[Your assignment]: Only the number is requested. Tally the lines of the data that hold the string "Trade".

Excerpts from an interface dataset:
::::::

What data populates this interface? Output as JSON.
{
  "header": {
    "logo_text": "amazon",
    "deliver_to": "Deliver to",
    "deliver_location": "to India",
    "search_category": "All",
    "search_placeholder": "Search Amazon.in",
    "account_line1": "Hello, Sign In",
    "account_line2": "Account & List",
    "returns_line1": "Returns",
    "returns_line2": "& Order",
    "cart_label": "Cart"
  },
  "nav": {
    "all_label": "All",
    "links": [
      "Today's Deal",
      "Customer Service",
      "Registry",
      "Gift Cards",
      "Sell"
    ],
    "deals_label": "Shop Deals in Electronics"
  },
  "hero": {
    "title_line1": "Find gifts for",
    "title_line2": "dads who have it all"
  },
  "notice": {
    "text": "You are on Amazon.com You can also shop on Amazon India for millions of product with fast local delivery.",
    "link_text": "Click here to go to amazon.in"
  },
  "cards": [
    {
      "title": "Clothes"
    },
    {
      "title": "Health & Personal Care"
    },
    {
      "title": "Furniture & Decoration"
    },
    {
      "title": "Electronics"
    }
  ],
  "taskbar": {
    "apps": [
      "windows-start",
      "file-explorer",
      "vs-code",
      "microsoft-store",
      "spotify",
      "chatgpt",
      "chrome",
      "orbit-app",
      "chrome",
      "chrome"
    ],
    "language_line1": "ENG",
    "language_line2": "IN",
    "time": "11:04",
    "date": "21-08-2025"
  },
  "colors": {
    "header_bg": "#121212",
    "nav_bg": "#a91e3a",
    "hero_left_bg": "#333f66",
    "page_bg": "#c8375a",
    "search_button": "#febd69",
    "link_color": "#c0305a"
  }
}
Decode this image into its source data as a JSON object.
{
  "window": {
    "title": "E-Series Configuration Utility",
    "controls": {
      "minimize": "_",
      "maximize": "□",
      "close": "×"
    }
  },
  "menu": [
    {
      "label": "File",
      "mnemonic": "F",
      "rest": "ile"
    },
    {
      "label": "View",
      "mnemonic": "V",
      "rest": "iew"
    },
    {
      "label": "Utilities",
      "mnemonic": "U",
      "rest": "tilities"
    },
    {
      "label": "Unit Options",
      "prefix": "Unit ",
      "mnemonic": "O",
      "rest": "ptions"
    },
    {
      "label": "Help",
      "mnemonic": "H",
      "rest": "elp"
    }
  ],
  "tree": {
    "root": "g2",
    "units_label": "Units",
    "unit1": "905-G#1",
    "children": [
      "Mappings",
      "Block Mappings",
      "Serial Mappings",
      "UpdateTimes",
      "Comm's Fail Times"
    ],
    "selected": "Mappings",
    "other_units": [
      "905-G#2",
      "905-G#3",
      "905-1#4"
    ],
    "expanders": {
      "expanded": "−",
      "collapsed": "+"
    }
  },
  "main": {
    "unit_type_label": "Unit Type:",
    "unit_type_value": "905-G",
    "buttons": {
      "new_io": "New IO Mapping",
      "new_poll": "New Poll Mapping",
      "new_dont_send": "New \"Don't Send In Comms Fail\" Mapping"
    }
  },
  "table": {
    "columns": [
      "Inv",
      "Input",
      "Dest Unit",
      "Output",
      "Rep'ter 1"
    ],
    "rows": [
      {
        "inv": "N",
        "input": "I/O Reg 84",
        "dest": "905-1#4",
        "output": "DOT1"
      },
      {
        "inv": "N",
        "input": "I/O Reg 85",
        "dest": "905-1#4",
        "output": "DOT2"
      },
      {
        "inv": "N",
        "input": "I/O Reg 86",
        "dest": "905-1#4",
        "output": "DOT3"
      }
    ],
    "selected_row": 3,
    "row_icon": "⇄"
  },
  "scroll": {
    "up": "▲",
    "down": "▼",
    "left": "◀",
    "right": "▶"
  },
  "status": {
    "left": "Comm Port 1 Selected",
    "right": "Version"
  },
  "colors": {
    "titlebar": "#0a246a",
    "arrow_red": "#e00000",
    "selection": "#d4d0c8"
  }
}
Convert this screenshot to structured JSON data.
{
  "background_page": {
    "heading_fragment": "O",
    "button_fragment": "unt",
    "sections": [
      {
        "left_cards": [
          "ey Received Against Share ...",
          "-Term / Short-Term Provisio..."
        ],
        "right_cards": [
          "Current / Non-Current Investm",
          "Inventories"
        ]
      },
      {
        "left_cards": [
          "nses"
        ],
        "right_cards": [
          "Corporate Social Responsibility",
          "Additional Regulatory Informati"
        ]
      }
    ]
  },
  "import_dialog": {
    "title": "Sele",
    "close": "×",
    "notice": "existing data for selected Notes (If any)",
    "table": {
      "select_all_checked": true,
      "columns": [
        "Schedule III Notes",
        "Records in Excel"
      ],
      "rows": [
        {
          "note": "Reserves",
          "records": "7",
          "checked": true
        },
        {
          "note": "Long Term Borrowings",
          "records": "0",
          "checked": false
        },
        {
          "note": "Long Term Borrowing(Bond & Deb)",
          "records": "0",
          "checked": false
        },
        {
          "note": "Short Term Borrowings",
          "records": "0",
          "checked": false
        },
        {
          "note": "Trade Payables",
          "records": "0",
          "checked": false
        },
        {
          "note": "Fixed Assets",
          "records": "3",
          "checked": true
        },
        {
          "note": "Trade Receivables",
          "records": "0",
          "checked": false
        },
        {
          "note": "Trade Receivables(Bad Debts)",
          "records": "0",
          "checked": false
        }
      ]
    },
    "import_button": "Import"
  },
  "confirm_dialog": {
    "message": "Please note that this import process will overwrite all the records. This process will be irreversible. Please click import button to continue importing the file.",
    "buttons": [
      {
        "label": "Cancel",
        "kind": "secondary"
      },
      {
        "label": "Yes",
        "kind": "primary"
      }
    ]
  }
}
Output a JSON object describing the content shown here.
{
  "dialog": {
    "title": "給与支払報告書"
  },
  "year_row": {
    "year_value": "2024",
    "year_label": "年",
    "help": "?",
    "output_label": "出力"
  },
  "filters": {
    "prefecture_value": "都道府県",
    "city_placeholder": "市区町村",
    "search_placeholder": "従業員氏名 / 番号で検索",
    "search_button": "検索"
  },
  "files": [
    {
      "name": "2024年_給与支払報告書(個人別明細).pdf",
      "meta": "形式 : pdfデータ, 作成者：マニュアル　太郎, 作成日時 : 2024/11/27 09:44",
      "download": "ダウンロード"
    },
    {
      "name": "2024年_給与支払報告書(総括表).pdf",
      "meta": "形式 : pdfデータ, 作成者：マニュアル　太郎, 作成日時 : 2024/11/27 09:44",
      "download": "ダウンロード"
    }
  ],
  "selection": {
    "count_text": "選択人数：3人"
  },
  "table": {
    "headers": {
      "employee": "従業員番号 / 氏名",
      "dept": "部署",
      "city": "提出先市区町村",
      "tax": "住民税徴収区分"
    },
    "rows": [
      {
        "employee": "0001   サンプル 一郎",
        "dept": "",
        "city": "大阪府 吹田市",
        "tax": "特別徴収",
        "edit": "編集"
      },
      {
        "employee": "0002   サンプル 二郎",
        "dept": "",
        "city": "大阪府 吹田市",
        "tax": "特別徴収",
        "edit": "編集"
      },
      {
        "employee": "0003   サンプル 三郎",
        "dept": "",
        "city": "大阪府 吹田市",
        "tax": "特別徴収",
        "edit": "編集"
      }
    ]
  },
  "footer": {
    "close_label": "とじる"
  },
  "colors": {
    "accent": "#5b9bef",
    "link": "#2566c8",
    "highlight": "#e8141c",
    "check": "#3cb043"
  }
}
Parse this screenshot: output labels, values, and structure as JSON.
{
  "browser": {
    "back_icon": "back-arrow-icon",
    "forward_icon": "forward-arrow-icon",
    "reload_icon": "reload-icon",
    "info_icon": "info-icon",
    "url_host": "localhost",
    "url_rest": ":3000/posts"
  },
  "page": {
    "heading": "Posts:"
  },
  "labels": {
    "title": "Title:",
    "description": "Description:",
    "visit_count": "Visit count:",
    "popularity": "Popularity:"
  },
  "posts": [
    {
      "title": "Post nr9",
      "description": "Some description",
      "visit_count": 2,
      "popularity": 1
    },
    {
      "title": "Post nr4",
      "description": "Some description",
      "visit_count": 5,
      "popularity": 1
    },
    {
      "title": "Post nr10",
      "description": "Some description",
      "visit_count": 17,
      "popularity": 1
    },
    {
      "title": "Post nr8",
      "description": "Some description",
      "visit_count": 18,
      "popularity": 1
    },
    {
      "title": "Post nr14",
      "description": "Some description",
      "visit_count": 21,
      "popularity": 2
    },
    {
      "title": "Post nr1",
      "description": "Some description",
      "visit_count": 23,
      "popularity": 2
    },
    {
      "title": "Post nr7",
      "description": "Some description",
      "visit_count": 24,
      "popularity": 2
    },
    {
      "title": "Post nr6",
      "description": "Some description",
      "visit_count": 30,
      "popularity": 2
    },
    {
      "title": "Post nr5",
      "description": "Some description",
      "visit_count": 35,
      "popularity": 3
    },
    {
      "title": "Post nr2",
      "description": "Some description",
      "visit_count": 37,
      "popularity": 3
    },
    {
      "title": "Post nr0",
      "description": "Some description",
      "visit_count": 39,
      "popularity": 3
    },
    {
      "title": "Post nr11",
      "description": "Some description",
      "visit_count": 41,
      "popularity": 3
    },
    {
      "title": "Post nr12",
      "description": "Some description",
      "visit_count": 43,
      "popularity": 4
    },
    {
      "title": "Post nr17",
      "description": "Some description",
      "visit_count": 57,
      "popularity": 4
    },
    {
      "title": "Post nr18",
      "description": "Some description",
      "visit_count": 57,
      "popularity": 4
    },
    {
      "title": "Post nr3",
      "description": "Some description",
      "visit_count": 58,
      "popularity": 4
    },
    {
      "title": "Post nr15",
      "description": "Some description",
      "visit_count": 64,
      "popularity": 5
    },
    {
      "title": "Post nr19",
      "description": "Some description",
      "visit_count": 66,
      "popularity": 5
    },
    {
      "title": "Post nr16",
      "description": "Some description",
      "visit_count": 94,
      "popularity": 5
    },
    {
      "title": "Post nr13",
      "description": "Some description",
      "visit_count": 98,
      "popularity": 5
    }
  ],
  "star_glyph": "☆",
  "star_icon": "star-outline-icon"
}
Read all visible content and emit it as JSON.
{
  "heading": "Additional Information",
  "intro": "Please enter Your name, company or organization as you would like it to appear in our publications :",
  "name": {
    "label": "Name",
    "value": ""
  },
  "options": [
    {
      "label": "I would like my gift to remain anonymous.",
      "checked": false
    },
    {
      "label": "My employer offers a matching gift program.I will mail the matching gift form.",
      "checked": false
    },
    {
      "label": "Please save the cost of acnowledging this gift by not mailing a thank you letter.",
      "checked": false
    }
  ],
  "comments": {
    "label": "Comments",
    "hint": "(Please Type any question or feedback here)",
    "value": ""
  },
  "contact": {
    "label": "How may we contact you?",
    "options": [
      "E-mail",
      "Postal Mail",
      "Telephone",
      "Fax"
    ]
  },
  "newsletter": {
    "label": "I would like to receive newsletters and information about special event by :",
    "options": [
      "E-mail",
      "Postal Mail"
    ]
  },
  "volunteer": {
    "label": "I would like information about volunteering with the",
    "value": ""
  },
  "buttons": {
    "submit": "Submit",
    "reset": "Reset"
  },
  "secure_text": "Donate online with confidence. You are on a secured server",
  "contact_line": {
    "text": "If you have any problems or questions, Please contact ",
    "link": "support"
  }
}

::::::

[Result for this task]: 3